Task instructions: Return each line of the data below exactly, omitting any pictures.

Data extracted from a collection:
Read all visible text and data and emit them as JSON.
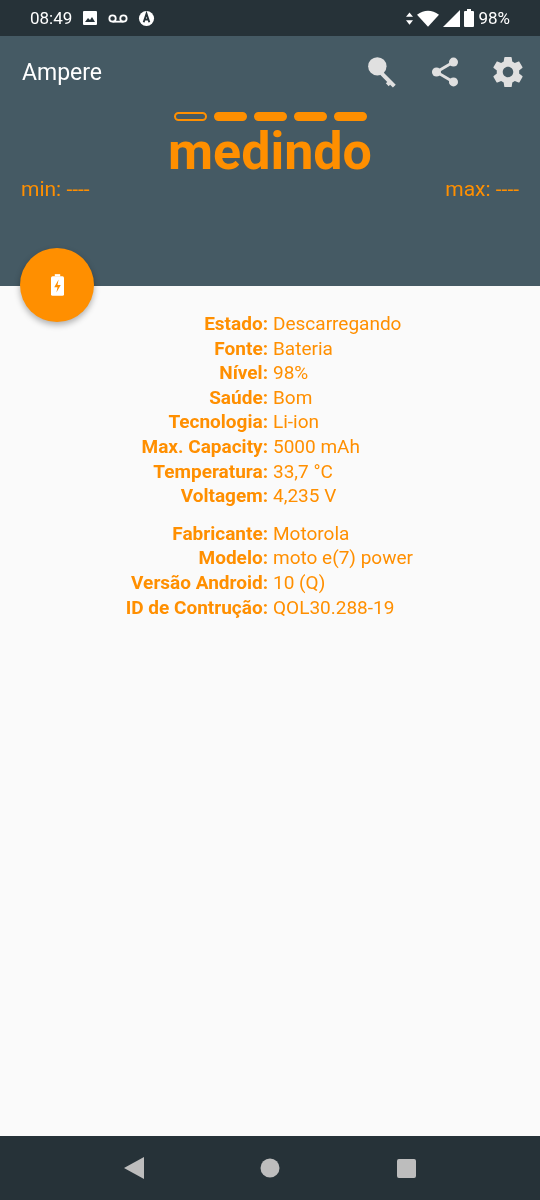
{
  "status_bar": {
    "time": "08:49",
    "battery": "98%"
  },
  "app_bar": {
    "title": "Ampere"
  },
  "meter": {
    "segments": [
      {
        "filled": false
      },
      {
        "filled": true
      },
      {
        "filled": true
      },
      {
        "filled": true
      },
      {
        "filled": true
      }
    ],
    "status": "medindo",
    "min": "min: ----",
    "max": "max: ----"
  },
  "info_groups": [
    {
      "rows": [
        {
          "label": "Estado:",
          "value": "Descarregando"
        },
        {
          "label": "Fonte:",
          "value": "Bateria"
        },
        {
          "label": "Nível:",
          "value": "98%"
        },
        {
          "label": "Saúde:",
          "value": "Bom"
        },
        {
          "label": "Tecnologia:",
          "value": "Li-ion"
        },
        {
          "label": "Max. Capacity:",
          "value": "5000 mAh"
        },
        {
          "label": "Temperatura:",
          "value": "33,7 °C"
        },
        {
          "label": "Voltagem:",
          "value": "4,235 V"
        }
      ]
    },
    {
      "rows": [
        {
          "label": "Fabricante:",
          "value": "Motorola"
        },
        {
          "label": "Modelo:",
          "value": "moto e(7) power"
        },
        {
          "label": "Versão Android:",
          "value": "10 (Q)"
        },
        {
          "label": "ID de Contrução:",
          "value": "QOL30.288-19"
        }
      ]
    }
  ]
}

Solution to this problem:
Read all visible text and data and emit them as JSON.
{
  "status_bar": {
    "time": "08:49",
    "battery": "98%"
  },
  "app_bar": {
    "title": "Ampere"
  },
  "meter": {
    "segments": [
      {
        "filled": false
      },
      {
        "filled": true
      },
      {
        "filled": true
      },
      {
        "filled": true
      },
      {
        "filled": true
      }
    ],
    "status": "medindo",
    "min": "min: ----",
    "max": "max: ----"
  },
  "info_groups": [
    {
      "rows": [
        {
          "label": "Estado:",
          "value": "Descarregando"
        },
        {
          "label": "Fonte:",
          "value": "Bateria"
        },
        {
          "label": "Nível:",
          "value": "98%"
        },
        {
          "label": "Saúde:",
          "value": "Bom"
        },
        {
          "label": "Tecnologia:",
          "value": "Li-ion"
        },
        {
          "label": "Max. Capacity:",
          "value": "5000 mAh"
        },
        {
          "label": "Temperatura:",
          "value": "33,7 °C"
        },
        {
          "label": "Voltagem:",
          "value": "4,235 V"
        }
      ]
    },
    {
      "rows": [
        {
          "label": "Fabricante:",
          "value": "Motorola"
        },
        {
          "label": "Modelo:",
          "value": "moto e(7) power"
        },
        {
          "label": "Versão Android:",
          "value": "10 (Q)"
        },
        {
          "label": "ID de Contrução:",
          "value": "QOL30.288-19"
        }
      ]
    }
  ]
}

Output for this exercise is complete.